For RNase Sa, we were able to increase the Tm by 28°C by making eight mutations. Two general methods were used that can be applied to other proteins. One is to improve electrostatic interactions on the protein, and this is best done using the approaches developed by the Makhatadze laboratory.52 The second is to reduce the conformational entropy of the denatured state by adding proline residues in β-turns and at other locations in proteins. This approach was pioneered by the Suzuki laboratory,53 and the general strategy has been described.15 This method can even be used to stabilize proteins from hyperthermophiles.54 We were fortunate to have a single mutation (D79F) that increased the Tm by 10°C and the stability by 3 kcal/mol, in part by lowering ΔCp through the formation of structure in the denatured state.
Materials and Methods
All buffers and chemicals were of reagent grade.
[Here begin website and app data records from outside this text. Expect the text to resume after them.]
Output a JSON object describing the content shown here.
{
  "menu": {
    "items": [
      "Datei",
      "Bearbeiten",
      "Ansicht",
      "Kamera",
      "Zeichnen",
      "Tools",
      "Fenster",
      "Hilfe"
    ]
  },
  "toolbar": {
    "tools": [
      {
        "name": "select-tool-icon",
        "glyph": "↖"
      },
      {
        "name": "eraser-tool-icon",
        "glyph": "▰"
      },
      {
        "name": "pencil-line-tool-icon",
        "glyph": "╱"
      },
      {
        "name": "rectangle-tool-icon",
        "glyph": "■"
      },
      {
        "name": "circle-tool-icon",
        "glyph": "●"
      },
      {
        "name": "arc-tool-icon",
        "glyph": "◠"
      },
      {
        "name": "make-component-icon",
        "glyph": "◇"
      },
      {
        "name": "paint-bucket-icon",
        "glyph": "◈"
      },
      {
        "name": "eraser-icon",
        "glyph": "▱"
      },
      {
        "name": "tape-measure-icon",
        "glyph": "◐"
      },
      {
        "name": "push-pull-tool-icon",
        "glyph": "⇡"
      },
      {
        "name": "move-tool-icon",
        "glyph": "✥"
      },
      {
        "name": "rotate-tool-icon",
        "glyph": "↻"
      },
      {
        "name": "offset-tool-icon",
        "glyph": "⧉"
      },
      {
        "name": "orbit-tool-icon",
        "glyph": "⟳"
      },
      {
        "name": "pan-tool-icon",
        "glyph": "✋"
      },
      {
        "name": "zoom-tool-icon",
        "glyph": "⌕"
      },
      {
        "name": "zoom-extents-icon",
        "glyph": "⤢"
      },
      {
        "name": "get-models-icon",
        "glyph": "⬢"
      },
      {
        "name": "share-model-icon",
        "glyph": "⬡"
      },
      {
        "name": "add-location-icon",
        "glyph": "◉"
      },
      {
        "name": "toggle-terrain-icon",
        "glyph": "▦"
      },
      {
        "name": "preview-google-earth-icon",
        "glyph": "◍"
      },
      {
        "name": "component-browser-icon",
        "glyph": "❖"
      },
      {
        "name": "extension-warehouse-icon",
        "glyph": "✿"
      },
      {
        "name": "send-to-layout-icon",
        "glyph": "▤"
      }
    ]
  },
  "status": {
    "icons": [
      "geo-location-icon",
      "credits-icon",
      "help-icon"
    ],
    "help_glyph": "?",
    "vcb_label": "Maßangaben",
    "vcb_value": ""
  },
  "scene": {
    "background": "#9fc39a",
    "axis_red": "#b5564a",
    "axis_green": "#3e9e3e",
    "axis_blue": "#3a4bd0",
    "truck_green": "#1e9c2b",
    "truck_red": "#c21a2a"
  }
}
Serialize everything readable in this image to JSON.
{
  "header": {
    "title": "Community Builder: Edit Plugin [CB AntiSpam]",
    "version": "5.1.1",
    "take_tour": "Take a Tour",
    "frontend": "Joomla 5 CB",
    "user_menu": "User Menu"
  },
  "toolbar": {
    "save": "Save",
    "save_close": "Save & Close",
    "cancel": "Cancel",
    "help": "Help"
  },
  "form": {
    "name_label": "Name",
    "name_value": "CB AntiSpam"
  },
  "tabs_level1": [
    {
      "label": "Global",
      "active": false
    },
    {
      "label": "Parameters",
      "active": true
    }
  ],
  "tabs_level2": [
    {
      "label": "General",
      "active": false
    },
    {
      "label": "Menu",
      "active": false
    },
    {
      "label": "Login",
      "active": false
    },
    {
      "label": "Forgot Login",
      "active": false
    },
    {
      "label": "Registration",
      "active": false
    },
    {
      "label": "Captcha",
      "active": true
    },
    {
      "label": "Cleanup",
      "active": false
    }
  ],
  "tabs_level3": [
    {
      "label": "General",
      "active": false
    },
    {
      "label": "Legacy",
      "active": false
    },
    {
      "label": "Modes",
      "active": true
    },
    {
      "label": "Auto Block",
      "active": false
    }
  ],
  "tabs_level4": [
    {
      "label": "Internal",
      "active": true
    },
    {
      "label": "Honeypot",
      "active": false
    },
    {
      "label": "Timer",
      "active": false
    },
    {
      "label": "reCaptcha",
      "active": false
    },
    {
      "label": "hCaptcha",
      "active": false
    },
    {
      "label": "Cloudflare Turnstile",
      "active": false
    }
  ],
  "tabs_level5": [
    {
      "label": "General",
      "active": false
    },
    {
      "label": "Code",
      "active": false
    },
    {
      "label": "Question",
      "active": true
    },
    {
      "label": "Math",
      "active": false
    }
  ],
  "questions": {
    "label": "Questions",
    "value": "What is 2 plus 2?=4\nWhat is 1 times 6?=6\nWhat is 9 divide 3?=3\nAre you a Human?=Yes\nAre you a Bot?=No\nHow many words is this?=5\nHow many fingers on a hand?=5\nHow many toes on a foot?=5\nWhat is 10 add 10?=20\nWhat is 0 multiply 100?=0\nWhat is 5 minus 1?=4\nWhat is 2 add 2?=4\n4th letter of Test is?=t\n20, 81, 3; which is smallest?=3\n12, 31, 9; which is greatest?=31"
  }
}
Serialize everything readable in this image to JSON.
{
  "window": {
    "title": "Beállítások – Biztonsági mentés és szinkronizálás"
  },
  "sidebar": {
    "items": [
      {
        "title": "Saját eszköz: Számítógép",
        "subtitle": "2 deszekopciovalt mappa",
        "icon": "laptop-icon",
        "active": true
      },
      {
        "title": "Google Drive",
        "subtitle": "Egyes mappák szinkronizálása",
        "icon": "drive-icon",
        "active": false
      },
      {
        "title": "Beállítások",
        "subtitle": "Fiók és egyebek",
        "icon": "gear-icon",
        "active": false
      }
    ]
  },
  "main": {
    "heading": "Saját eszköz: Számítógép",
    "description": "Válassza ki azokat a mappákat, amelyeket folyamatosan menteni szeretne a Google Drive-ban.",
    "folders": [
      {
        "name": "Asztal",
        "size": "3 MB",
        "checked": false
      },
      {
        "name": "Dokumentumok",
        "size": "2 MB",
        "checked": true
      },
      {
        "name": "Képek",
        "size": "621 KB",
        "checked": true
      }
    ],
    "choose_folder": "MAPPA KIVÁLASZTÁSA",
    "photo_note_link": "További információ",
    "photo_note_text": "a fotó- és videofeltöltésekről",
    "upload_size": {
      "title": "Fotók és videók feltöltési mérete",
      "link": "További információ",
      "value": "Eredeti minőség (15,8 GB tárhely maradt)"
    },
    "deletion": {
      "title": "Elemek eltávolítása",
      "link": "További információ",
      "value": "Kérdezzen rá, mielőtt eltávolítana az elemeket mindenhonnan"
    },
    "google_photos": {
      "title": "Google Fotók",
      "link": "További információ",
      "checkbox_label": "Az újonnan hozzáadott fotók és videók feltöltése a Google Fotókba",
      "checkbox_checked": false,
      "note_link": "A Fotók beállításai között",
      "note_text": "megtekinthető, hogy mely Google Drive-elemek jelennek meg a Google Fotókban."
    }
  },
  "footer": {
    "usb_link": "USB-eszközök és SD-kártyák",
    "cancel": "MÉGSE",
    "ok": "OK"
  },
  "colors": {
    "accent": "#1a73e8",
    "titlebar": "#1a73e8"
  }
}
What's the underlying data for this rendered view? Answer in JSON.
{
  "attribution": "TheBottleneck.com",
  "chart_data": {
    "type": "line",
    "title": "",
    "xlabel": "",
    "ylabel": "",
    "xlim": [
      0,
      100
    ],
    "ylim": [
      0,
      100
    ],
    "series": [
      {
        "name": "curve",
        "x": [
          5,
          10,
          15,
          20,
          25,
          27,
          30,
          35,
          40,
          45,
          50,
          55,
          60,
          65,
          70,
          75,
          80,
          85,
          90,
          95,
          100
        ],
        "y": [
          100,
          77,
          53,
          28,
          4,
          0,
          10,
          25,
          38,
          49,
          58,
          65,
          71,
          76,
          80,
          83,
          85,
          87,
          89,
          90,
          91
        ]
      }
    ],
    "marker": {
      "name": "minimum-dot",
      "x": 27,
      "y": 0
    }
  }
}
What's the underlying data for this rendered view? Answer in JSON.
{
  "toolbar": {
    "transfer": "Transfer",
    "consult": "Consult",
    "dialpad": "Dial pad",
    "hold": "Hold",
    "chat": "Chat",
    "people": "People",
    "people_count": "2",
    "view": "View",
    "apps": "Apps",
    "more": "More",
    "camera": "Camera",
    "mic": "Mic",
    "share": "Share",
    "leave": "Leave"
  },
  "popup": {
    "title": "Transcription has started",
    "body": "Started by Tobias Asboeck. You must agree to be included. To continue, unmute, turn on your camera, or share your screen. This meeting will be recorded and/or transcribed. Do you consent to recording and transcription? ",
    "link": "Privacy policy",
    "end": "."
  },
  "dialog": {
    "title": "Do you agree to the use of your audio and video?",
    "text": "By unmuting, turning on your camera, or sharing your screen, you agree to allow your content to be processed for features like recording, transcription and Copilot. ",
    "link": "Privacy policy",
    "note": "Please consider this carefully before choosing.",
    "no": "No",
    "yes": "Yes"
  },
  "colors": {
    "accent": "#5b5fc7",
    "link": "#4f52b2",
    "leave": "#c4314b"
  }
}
Urea was from Amresco or Nacalai Tesque (Kyoto, Japan) and GuHCl was from MP Biomedicals or ICN Biomedicals. Both were used without further purification. The plasmids for RNase Sa and the variants were derived from the pEH100 plasmid previously described.55 The expression host was E. coli strain C41 (DE3). Oligonucleotide primers for mutagenesis were from Integrated DNA Technologies (Coralville, IA). Site-directed mutagenesis was performed with a QuikChange™ Site-Directed Mutagenesis Kit from Stratagene (La Jolla, CA). Mutant plasmids were sequenced by the Gene Technologies Laboratory, Texas A&M University, and the integrity of each gene was confirmed through the sequence.
RNase Sa, and the stabilized variants were expressed and purified as described previously,55 with slight modifications. Because of the increased stability of the 7S and 8S variants, a mutation (H85Q) was introduced into their active sites to decrease RNase activity and thus increase expression. It was shown previously that this mutation does not change the stability of RNase Sa.56 The variants were expressed using the Studier autoinduction procedure.57, 58
Urea and thermal denaturation curves were determined using either an AVIV 62DS or 202SF spectropolarimeter (Aviv Instruments, Lakewood, NJ) to follow unfolding. These methods for RNase Sa have been described previously.10 The analysis of urea and thermal denaturation curves assumed a two-state unfolding model and was performed as described elsewhere.22 The data were analyzed using Microcal Orgin 7.0 (Microcal Software, Northhampton, MA).